Start of Block

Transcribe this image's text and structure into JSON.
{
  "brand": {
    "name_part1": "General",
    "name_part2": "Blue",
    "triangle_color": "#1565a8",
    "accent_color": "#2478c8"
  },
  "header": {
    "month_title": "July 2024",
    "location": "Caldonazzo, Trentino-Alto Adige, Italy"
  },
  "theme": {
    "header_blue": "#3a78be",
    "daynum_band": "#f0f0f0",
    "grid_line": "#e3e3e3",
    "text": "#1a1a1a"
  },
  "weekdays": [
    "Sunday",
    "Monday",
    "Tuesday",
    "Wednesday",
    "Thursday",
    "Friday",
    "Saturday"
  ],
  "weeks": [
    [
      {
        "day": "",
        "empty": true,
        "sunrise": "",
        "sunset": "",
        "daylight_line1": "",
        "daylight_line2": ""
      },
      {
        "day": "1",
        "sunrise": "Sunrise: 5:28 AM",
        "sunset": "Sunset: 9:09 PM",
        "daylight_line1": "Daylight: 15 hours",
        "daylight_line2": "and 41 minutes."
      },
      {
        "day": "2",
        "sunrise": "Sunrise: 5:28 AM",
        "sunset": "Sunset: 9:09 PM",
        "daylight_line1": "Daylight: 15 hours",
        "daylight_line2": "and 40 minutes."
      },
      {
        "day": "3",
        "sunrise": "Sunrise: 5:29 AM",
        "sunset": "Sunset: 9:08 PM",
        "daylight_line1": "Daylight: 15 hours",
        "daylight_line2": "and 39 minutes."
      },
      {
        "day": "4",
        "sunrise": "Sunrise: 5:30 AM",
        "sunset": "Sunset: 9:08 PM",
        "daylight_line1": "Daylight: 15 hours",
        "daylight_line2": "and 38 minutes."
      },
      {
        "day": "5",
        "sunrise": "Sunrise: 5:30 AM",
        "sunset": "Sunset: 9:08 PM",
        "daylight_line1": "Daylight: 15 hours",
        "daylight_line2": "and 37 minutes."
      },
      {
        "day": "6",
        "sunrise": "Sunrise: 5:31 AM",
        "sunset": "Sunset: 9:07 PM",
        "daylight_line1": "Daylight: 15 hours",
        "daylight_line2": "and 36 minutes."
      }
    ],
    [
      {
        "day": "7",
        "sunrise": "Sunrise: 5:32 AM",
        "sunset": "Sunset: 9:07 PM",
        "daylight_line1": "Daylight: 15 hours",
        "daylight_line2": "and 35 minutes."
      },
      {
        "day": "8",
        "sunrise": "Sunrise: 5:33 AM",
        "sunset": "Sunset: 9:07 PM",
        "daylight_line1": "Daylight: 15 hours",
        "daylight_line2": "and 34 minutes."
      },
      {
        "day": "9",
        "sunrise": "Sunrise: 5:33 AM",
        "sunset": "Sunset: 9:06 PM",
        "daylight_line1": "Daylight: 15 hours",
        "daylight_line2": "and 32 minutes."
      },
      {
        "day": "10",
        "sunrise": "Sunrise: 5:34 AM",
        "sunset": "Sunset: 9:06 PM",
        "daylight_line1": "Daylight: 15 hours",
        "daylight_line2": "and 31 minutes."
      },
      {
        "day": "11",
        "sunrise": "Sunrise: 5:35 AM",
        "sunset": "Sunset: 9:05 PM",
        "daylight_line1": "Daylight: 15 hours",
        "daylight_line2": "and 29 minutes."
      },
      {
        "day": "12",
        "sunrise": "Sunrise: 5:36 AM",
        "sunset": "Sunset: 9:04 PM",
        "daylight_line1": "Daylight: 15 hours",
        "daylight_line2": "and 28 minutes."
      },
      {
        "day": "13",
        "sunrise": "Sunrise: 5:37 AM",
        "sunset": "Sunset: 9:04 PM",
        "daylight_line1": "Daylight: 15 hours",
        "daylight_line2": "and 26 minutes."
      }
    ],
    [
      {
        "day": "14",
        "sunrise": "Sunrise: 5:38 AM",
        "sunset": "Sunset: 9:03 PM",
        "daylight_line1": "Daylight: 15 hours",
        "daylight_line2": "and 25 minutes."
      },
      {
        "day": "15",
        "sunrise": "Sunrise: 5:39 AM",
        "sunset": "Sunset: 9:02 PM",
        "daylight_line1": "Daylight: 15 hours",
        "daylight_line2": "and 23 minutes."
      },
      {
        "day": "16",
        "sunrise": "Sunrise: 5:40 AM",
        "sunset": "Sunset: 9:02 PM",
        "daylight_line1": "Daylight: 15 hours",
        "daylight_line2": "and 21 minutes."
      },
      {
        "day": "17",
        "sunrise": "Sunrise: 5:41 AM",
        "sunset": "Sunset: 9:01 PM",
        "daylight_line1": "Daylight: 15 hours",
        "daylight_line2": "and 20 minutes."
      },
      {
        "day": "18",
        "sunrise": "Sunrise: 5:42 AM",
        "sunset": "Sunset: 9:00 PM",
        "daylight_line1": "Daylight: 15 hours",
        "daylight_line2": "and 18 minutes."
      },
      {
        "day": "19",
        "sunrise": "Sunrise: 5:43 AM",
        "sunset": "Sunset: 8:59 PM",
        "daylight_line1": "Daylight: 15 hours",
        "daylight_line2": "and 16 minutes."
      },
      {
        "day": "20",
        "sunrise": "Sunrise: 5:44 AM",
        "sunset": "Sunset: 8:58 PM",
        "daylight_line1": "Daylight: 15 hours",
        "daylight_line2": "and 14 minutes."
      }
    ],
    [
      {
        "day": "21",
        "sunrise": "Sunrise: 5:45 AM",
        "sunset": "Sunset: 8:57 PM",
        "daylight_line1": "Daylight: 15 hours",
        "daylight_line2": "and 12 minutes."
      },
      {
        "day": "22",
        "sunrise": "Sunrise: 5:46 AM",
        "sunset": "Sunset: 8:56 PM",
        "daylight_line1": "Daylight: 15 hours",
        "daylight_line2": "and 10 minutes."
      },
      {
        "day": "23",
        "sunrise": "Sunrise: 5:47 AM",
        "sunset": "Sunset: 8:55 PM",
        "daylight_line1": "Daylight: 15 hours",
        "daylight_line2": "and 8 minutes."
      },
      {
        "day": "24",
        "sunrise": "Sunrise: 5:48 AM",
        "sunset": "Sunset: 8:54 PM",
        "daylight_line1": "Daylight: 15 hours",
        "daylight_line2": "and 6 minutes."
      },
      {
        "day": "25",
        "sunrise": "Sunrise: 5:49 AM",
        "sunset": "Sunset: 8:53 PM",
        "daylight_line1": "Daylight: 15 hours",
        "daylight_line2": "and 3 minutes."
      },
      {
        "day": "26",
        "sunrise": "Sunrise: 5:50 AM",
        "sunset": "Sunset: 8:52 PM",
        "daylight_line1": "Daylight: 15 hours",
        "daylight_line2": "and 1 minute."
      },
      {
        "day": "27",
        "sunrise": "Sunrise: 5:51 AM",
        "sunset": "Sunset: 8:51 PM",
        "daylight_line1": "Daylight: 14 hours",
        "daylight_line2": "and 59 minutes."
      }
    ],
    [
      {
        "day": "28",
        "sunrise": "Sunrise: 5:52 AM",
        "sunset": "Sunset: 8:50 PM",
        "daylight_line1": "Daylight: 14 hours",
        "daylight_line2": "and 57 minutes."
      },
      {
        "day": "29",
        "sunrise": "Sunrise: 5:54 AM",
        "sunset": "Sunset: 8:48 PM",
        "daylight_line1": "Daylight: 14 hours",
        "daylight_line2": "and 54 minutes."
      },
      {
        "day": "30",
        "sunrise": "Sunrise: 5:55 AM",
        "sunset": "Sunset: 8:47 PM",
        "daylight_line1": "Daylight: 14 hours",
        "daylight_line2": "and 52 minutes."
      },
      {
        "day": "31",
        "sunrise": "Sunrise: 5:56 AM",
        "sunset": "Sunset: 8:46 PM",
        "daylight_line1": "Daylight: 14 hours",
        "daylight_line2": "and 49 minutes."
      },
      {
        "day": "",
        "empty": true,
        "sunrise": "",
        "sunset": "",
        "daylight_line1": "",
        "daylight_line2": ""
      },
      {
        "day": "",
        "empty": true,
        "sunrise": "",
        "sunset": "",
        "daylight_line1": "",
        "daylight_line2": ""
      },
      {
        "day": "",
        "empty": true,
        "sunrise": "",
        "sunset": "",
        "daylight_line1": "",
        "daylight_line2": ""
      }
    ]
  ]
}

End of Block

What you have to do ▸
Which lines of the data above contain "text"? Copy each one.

Problem solution ▸
Transcribe this image's text and structure into JSON.
    "text": "#1a1a1a"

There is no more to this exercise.